Get started with the Surface Duo emulator
With the Surface Duo Emulator you can test your Android app on the Surface Duo and Surface Duo 2 form factors without needing a physical device. The emulator simulates postures, gestures, hinge angle, pen pressure, multi-touch, mimicking the seam between the two screens, and more.
See Get the Surface Duo emulator if you don't yet have the tools installed.
How to debug your app on the emulator
The Surface Duo emulator will not automatically appear in the Android Studio device list nor in AVD Manager, you should start it manually.

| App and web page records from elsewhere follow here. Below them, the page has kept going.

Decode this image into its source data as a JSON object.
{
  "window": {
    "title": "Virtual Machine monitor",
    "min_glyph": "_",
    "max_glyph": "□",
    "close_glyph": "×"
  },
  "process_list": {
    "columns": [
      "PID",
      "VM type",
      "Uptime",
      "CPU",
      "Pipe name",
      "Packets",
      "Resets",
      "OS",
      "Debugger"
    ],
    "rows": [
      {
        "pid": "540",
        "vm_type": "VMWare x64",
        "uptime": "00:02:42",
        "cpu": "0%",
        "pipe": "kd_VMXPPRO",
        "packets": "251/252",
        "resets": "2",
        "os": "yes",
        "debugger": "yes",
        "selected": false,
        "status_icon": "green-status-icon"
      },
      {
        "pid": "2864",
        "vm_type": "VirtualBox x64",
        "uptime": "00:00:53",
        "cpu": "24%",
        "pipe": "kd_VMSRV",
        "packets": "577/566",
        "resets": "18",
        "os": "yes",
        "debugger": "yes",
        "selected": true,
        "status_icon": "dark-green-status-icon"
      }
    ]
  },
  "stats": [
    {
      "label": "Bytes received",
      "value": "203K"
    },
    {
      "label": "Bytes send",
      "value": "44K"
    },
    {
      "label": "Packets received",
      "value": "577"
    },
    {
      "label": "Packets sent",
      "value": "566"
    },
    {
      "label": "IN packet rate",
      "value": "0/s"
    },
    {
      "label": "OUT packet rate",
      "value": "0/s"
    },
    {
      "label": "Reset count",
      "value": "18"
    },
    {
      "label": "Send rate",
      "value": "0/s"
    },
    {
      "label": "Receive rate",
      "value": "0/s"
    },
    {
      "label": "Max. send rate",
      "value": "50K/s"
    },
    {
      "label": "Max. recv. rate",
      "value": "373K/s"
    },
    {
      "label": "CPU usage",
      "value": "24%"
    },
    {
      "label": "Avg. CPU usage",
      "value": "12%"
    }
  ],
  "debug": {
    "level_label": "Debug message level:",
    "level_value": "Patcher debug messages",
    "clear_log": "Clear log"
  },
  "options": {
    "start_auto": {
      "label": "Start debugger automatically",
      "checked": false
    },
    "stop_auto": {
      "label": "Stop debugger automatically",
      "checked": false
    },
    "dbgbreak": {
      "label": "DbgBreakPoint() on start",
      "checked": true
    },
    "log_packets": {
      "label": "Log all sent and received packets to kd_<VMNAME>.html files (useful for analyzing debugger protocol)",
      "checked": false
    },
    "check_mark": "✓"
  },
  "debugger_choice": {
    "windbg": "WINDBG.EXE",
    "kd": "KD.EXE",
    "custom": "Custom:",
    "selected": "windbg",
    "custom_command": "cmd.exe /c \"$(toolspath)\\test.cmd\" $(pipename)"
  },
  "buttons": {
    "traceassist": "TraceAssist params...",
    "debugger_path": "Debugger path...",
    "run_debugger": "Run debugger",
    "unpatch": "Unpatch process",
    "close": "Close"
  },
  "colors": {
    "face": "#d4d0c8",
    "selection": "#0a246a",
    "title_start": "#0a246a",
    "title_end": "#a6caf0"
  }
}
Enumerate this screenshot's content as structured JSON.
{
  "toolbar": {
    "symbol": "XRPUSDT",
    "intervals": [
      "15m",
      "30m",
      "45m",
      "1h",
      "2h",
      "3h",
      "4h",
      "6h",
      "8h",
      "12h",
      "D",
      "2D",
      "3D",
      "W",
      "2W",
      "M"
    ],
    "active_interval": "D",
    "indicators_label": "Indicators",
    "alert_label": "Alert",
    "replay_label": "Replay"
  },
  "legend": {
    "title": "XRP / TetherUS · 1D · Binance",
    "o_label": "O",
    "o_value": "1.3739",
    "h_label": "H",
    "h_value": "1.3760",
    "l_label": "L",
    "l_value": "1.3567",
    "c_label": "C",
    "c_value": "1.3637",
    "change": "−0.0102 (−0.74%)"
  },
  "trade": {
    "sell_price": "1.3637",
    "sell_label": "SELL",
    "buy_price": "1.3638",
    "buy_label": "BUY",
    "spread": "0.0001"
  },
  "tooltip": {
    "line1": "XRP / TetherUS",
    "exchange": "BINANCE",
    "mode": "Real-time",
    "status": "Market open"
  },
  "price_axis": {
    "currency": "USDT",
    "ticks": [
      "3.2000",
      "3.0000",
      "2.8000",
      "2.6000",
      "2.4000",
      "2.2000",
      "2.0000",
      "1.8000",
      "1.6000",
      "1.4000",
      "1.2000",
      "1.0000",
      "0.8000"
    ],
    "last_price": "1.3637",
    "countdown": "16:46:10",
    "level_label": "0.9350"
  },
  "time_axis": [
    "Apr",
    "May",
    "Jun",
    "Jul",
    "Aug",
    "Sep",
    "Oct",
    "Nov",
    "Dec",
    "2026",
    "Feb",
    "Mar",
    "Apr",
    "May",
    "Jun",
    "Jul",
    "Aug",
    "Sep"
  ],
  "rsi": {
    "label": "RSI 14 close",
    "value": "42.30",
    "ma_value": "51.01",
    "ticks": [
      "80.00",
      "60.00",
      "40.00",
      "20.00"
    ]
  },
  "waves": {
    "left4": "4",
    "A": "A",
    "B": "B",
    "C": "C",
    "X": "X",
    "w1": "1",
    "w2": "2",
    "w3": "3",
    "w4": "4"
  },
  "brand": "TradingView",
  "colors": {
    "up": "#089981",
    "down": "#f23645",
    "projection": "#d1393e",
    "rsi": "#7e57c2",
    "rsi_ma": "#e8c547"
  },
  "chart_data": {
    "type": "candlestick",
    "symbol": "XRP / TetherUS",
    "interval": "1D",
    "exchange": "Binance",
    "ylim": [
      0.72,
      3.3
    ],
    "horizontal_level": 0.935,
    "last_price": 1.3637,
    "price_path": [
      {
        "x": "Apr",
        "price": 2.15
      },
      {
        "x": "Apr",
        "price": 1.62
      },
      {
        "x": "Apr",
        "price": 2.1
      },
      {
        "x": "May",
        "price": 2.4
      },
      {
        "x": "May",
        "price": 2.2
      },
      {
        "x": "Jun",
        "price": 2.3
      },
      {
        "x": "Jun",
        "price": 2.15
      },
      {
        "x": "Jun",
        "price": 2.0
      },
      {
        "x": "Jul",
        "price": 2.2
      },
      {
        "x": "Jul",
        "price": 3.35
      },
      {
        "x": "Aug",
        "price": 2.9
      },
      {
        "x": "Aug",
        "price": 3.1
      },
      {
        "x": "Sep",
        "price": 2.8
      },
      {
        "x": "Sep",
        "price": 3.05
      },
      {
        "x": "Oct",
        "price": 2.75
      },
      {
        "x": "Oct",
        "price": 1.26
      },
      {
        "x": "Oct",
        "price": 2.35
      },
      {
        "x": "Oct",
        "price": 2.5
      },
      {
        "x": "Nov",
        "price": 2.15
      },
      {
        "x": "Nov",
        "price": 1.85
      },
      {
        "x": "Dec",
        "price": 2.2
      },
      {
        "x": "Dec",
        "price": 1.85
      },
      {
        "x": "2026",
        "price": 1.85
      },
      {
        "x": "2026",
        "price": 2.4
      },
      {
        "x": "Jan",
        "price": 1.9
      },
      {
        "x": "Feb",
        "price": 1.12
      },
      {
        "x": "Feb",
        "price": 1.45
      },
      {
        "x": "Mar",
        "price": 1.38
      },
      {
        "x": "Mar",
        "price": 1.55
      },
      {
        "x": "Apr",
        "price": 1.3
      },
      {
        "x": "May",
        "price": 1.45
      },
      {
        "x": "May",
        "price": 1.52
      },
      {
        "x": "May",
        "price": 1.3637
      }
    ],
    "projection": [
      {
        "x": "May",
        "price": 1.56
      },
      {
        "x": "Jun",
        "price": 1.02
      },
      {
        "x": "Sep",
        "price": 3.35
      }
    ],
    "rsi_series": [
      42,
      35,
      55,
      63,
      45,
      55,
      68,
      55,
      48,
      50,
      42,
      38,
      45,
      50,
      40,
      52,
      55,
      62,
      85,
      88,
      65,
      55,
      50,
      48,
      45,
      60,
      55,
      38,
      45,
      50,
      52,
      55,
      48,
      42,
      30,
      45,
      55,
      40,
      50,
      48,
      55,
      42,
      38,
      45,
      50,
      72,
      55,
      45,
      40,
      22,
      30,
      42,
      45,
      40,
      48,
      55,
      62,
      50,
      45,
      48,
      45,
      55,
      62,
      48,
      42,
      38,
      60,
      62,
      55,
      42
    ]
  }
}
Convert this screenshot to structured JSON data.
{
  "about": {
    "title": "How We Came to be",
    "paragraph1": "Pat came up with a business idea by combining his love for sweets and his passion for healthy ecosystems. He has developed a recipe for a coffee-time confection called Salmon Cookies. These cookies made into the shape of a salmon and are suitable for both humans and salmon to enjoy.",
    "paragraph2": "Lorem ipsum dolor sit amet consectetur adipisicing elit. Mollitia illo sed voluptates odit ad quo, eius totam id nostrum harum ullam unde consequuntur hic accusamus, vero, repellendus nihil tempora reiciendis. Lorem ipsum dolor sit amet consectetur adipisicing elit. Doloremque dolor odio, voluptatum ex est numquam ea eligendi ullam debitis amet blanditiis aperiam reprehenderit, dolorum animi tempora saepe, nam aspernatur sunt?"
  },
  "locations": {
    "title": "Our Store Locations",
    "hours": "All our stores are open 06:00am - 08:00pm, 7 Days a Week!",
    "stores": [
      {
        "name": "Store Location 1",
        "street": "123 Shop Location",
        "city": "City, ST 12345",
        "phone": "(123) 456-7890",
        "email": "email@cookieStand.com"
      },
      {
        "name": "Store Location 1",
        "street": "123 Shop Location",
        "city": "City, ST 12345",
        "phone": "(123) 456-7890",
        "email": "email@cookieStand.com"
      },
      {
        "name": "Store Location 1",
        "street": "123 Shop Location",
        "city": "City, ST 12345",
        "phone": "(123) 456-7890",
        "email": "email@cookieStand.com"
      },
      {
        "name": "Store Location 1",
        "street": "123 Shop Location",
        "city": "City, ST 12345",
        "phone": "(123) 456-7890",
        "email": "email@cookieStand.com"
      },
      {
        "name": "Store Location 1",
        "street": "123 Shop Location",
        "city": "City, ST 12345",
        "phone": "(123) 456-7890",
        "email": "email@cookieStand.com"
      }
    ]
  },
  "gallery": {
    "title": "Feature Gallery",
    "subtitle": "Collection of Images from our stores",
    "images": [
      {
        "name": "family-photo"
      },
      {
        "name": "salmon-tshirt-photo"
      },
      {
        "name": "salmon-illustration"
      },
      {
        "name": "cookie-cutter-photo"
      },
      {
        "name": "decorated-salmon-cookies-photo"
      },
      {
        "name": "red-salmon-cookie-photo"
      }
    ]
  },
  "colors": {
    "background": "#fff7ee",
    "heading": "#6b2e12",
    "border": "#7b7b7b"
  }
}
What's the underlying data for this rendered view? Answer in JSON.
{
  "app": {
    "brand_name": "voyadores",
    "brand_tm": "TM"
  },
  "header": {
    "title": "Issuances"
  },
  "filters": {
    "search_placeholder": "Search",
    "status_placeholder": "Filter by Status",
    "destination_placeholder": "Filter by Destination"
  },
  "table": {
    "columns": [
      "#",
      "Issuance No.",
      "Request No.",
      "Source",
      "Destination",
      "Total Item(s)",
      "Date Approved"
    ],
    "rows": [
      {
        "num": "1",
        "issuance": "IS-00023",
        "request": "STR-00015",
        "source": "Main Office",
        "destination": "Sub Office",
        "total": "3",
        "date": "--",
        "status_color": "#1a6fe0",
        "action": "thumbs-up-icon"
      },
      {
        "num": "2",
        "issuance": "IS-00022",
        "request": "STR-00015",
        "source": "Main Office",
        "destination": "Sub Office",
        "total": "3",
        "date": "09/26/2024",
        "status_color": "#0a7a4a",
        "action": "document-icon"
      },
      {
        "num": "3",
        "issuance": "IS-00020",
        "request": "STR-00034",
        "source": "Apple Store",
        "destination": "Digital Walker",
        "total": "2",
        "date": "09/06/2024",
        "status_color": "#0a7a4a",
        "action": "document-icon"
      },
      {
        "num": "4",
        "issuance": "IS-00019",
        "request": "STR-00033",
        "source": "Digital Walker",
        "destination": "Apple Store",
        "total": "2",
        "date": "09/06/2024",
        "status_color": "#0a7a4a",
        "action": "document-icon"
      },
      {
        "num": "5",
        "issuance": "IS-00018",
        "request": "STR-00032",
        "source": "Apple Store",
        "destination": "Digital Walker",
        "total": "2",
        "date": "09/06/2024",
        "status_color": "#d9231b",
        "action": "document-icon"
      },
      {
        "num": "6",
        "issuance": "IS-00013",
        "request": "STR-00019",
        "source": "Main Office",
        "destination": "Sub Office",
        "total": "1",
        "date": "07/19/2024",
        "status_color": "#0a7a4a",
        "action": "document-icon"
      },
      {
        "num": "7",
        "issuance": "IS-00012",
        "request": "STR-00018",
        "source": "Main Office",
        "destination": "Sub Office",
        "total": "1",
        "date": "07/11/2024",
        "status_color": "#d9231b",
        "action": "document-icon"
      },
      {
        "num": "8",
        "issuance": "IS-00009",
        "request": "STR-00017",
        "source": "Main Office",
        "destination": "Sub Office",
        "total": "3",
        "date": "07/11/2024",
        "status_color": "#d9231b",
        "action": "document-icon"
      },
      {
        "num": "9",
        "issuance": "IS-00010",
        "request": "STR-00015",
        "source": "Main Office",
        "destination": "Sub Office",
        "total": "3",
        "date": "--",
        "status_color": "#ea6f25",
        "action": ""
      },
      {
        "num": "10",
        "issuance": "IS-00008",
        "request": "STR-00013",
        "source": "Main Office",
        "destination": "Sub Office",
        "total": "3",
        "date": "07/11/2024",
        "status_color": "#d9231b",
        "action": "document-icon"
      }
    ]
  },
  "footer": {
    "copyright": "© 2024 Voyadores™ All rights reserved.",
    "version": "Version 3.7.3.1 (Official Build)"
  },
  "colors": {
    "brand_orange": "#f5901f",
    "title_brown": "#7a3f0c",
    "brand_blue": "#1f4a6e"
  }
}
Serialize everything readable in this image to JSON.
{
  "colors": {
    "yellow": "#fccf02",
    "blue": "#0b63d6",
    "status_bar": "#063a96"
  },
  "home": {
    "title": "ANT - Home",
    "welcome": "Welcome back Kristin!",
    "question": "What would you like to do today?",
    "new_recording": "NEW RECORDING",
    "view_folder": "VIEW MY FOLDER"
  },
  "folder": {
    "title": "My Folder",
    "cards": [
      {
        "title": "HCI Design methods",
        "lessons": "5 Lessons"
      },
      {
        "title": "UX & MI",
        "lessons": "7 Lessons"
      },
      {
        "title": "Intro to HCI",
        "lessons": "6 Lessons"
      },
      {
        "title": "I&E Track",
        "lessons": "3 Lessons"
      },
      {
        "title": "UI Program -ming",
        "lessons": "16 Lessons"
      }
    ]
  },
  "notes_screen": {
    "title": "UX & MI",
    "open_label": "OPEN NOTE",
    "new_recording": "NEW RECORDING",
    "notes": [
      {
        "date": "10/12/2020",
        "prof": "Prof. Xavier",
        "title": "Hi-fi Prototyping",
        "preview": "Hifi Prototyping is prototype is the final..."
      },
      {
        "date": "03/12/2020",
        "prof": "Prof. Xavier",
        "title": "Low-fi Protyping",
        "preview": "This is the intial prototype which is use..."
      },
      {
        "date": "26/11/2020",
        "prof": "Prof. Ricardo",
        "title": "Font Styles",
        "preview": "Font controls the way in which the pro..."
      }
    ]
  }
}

There are two app icons in the desktop and also in the Start menu available on Windows, or you can use the
run_<devicename>.bat/.sh script in the install location to launch the emulator.
- Launch the emulator via the app icon or the script.
- Open your project in Android Studio.
- Build your project: Build > Make Project or Ctrl+F9.
- Select Surface_Duo_2_API_32 from the list of running devices (if it does not appear, you should start it directly from the file system).
- Run your project to deploy it to the emulator: Run > Run 'project name' or Shift+F10.
- To stop debugging: Run > Stop 'project name' or Ctrl+F2.
You can also debug using ADB. Visual Studio users should refer to the Xamarin instructions for the emulator.
The Surface Duo Android 12L emulator runs API 32 and the Android 11 emulator runs API 30. The original Surface Duo Android 10 emulator runs API 29.
Make sure your project compiles with API 32 or higher when using the latest emulator release.
Span your app in the emulator
To span your app in the emulator, drag the app from the white bar at the bottom of the app screen towards the middle of the device. When the background is shaded across both screens (white or black tint, depending on light or dark mode), release the app.
Rotate your app in the emulator
You can rotate the emulator using these buttons in the emulator toolbox, or use Control+Left arrow and Control+Right arrow keyboard shortcuts:
If the screen elements don't rotate, check that Auto-rotate is enabled. You can use Settings > Display > Auto-rotate screen or pull down from the status bar and ensure the Auto-rotate option is enabled:
Move, rotate, and preview the device posture
Open the the Extended controls window from the emulator toolbar and the select Virtual sensors item. This shows the Device Pose tab.
You can also use the Rotation buttons to center the device and set the rotation to 0, 90, 180, or 270 degrees.
Simulate the hinge angle changing
Open the the Extended controls window from the emulator toolbar and the select Virtual sensors item. This shows the Device Pose tab which has a Fold radio button. Clicking that, a hinge angle slider and four Posture buttons will be shown. A specific hinge angle will be set by these buttons.
|Posture name||Hinge angle range|
|Closed||0(default) - 30|
|Half-Open||30 - 90(default) - 150|
|Open||150 - 180(default) - 235|
|Flipped ^||235 - 360(default)|
^ Flipped postures should only have one active screen. The second screen will be turned off at angles greater than 235 degrees.
Simulate the device rotation and movement
Access the device posture buttons in the Extended controls window, Virtual sensors section, use the Rotate and Move radio buttons to adjust the device position and orientation using the sliders and buttons or just dragging the device on the 3D preview window.
Add files to the emulator
You can drag supported file types (such as images) into the emulator window, and they will be copied into the emulator's file system. You can also use the Device File Explorer in Android Studio.
If you drag a compatible APK into the emulator window, it will automatically be installed and ready to use.